Complete Guide On How to Cook Afang Soup
What is An Afang Soup?
Afang Soup is a soup made with a variety of (Okazi in Igbo) vegetables known as waterleaves, palm oil, assorted seafood/fish, meat, and spice often served anytime. This soup is popular in the eastern part of Nigeria, majorly the Efik and Ibibio tribes in Calabar, where it is often eaten with pounded yam, Eba, plantain, or oatmeal fufu.
The Afang Soup is a Nigerian food that can be eaten as breakfast, lunch, or dinner. The ingredients used to cook this dish vary depending on personal preference, but it usually consists of vegetables and meat (usually beef). The dish can also be served with bread or rice to accompany the soup.
Ingredients to Cook Afang Soup:
- 400g sliced Okazi/Afang leaves | about 4 handfuls
- 3 pounds of beef (or other meat) Beef, Kanda, and Dry fish
- 2 onions
- 1 carrot
- 1 turnip
- 1 tomato
- Thyme leaves (optional)
- Salt and pepper
- 250g Water leaves
- 20 to 25 cl red palm oil (about 1 drink glass)
- 2 tablespoons ground crayfish
- Pepper and salt (to taste)
- 2 stock cubes
Step by Step On How to Cook Afang Soup
Afang soup is a traditional Nigerian soup that is usually prepared with meat, such as beef, pork, or chicken. The meat is boiled in water to make the broth. Then, the vegetables are added and cooked for about 10 minutes. Finally, the soup is seasoned with salt and pepper to taste.

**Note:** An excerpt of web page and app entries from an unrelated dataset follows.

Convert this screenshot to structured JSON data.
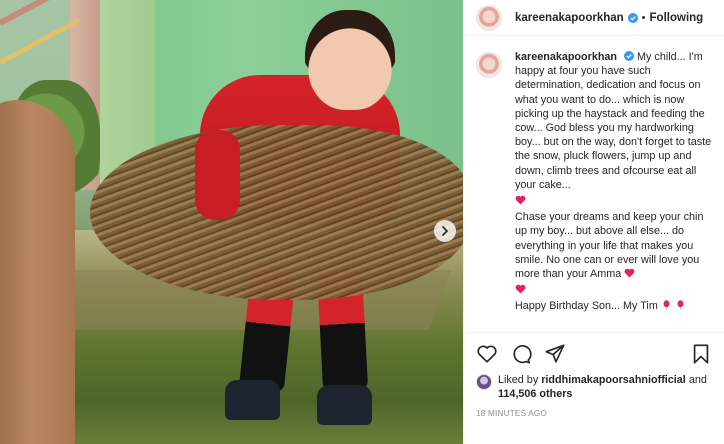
{
  "header": {
    "username": "kareenakapoorkhan",
    "separator": "•",
    "follow_label": "Following"
  },
  "caption": {
    "username": "kareenakapoorkhan",
    "para1": "My child... I'm happy at four you have such determination, dedication and focus on what you want to do... which is now picking up the haystack and feeding the cow... God bless you my hardworking boy... but on the way, don't forget to taste the snow, pluck flowers, jump up and down, climb trees and ofcourse eat all your cake...",
    "para2": "Chase your dreams and keep your chin up my boy... but above all else... do everything in your life that makes you smile. No one can or ever will love you more than your Amma",
    "para3": "Happy Birthday Son... My Tim"
  },
  "actions": {
    "icons": [
      "heart-icon",
      "comment-icon",
      "share-icon",
      "bookmark-icon"
    ]
  },
  "likes": {
    "prefix": "Liked by",
    "user": "riddhimakapoorsahniofficial",
    "and": "and",
    "count": "114,506 others"
  },
  "timestamp": "18 MINUTES AGO",
  "colors": {
    "text": "#262626",
    "muted": "#8e8e8e",
    "verified": "#3897f0",
    "heart_red": "#e0245e"
  }
}
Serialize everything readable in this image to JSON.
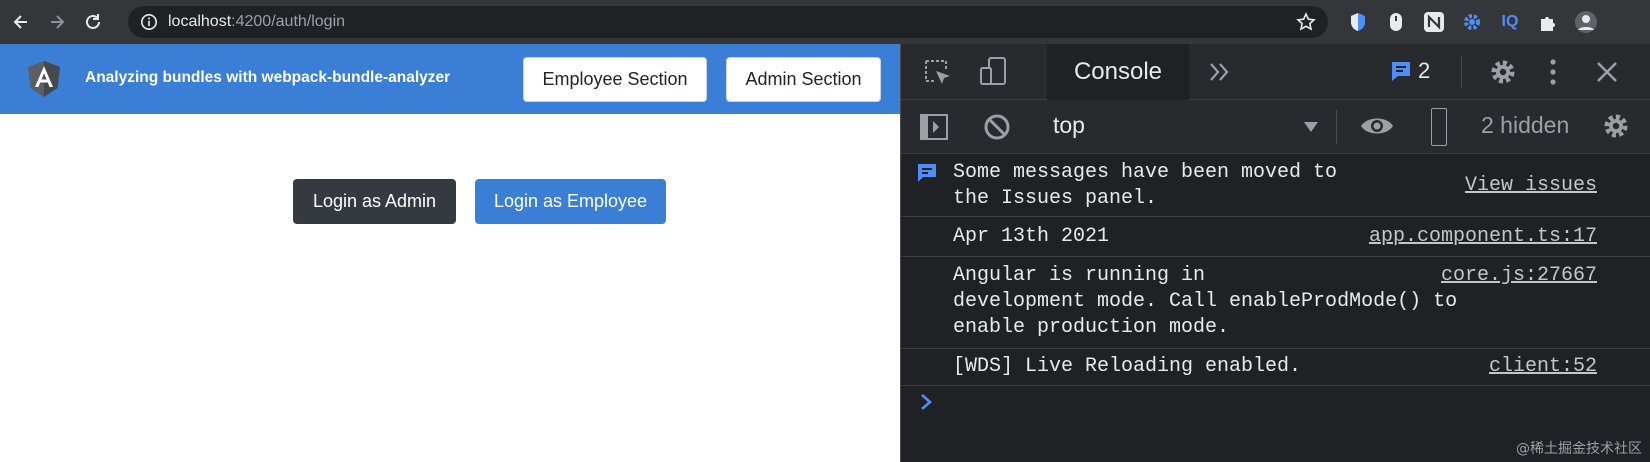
{
  "browser": {
    "url_host": "localhost",
    "url_rest": ":4200/auth/login",
    "extensions": [
      "shield-extension-icon",
      "mouse-extension-icon",
      "n-extension-icon",
      "gear-extension-icon",
      "iq-extension",
      "puzzle-icon",
      "avatar"
    ],
    "iq_label": "IQ"
  },
  "app": {
    "title": "Analyzing bundles with webpack-bundle-analyzer",
    "nav_buttons": [
      "Employee Section",
      "Admin Section"
    ],
    "login_admin_label": "Login as Admin",
    "login_employee_label": "Login as Employee",
    "colors": {
      "navbar": "#3a7fd5",
      "dark_button": "#343a40",
      "primary_button": "#3a7fd5"
    }
  },
  "devtools": {
    "active_tab": "Console",
    "issues_count": "2",
    "context": "top",
    "hidden_label": "2 hidden",
    "messages": [
      {
        "text": "Some messages have been moved to\nthe Issues panel.",
        "link": "View issues"
      },
      {
        "text": "Apr 13th 2021",
        "link": "app.component.ts:17"
      },
      {
        "text": "Angular is running in\ndevelopment mode. Call enableProdMode() to\nenable production mode.",
        "link": "core.js:27667"
      },
      {
        "text": "[WDS] Live Reloading enabled.",
        "link": "client:52"
      }
    ]
  },
  "watermark": "@稀土掘金技术社区"
}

How to cook Afang Soup the Calabar Way
- To prepare Afang Soup, you will need to start with a well cleaned and dried animal intestine.
- Cut the intestine into short pieces.

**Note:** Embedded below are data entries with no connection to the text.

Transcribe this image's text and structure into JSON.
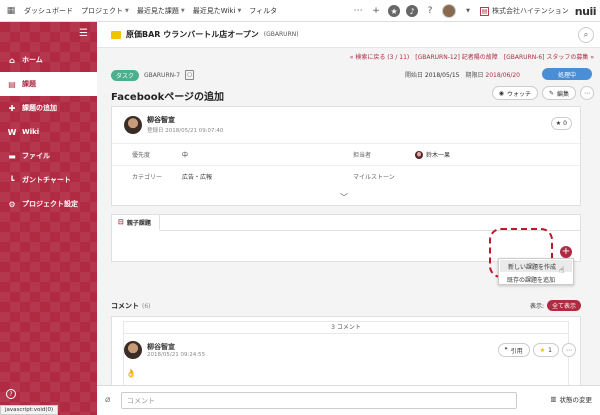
{
  "topbar": {
    "nav": [
      "ダッシュボード",
      "プロジェクト",
      "最近見た課題",
      "最近見たWiki",
      "フィルタ"
    ],
    "company": "株式会社ハイテンション",
    "logo": "nuii"
  },
  "sidebar": {
    "items": [
      {
        "label": "ホーム",
        "icon": "home-icon",
        "active": false
      },
      {
        "label": "課題",
        "icon": "list-icon",
        "active": true
      },
      {
        "label": "課題の追加",
        "icon": "plus-icon",
        "active": false
      },
      {
        "label": "Wiki",
        "icon": "wiki-icon",
        "active": false
      },
      {
        "label": "ファイル",
        "icon": "folder-icon",
        "active": false
      },
      {
        "label": "ガントチャート",
        "icon": "gantt-icon",
        "active": false
      },
      {
        "label": "プロジェクト設定",
        "icon": "gear-icon",
        "active": false
      }
    ]
  },
  "project": {
    "name": "原価BAR ウランバートル店オープン",
    "key": "(GBARURN)"
  },
  "breadcrumbs": {
    "back": "« 検索に戻る (3 / 11)",
    "prev": "[GBARURN-12] 記者陽の故障",
    "next": "[GBARURN-6] スタッフの募集 »"
  },
  "issue": {
    "tag": "タスク",
    "key": "GBARURN-7",
    "start_label": "開始日",
    "start": "2018/05/15",
    "due_label": "期限日",
    "due": "2018/06/20",
    "status": "処理中",
    "title": "Facebookページの追加",
    "watch": "ウォッチ",
    "edit": "編集",
    "star_count": "0",
    "author": "柳谷智宣",
    "created": "登録日 2018/05/21 09:07:40",
    "fields": [
      {
        "label": "優先度",
        "value": "中",
        "label2": "担当者",
        "value2": "鈴木一果"
      },
      {
        "label": "カテゴリー",
        "value": "広告・広報",
        "label2": "マイルストーン",
        "value2": ""
      }
    ]
  },
  "subtasks": {
    "tab": "親子課題",
    "menu": [
      "新しい課題を作成",
      "既存の課題を追加"
    ]
  },
  "comments": {
    "title": "コメント",
    "count": "(6)",
    "display_label": "表示:",
    "filter": "全て表示",
    "counter": "3 コメント",
    "author": "柳谷智宣",
    "date": "2018/05/21 09:24:55",
    "emoji": "👌",
    "quote": "引用",
    "star_count": "1"
  },
  "footer": {
    "placeholder": "コメント",
    "status_change": "状態の変更",
    "js_status": "javascript:void(0)"
  },
  "colors": {
    "brand": "#b02a42",
    "status_blue": "#4a8fd6",
    "task_green": "#4caf8e"
  }
}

- Put some water in a pot, add salt and enough palm oil to cover the bottom of the pot.
- Bring the mixture to a boil, then lower the heat and let it simmer until it almost dries up. Add onion, ginger, and ground lime leaves or curry leaves if desired.
- Add more water to cover all ingredients in a pot. Bring the mixture back to boil, then lower the heat again and let simmer for about 10 minutes or until softened (if using fresh beef intestines). If using dried beef intestines, cook for an hour or two before adding more water.

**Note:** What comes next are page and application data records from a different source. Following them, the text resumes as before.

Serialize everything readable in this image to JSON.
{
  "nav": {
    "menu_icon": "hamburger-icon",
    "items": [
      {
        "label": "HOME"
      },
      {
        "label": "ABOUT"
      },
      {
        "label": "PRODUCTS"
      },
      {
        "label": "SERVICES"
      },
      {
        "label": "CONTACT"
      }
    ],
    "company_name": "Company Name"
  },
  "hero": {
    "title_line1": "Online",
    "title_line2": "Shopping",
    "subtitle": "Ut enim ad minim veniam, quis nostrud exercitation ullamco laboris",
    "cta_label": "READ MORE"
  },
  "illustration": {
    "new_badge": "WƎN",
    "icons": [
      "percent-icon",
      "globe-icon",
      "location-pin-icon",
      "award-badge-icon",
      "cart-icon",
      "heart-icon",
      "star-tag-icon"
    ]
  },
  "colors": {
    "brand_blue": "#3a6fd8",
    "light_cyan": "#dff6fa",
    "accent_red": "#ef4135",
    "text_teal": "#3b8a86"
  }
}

Cooking Directions to Cook Afang soup
- Set aside the water leaves after slicing them.
- Set aside Afang leaves that have been sliced, pounded, or blended.
- With chopped onions, one stock cube/seasoning cube, and salt to taste, cook the mixed meat and stockfish. Cook until the vegetables are soft.
- Then, in a pot of boiling water, clean the dried fish, remove the bones, and add the fish to the pot of cooked meat.
- Toss in the palm oil, pepper, ground crayfish, and the last stock cube.
- After that, add the periwinkles (if you are using any).
- Allow for a 10-minute boil time after covering the pot.
- Allow 3 minutes to simmer if using fresh Afang leaves.
Tip: It is normal to add water leaves before Afang leaves, however owing to the roughness of Afang leaves, I prefer to add it first before the water leaves. Feel free to do it your way; the soup will still taste delicious.
- Season with salt to taste, then boil for 2 minutes to finish your Afang Soup.
- After 10 minutes, add the Afang leaves and cook for 3–5 minutes before adding the water leaves.
How to Make Nigerian Afang Soup
Simply begin parboiling the meat with all of the other ingredients (2 seasoning cubes, half cup of sliced onions, and a teaspoon of salt.)
Slice and wash the water leaves, then place them in a plastic sieve to drain any excess water.
Most people dislike a trace of water in their Afang soup; however, this can be avoided by carefully squeezing the water leaves before adding them to the soup.
Soak the dried fish in warm water, remove the core bones, and wash thoroughly with only water; additionally wash the stockfish head. Cook until they are soft and the saucepan is almost dry, then add them to the simmering meat. Pour in the palm oil.
Cook for 3-5 minutes with a spice cube, snails, and salt to taste.
Allow the water leaves to simmer for 5 minutes, stirring at intervals. prior to adding the periwinkles, Ukazi, and ground crayfish
Stir everything together, cover, and cook for another 5 minutes, stirring every 2 minutes.
That’s how I make Afang soup, which I may serve with fufu, Eba, pounded yam, and wheat. Any pleasant soft drink would be welcome.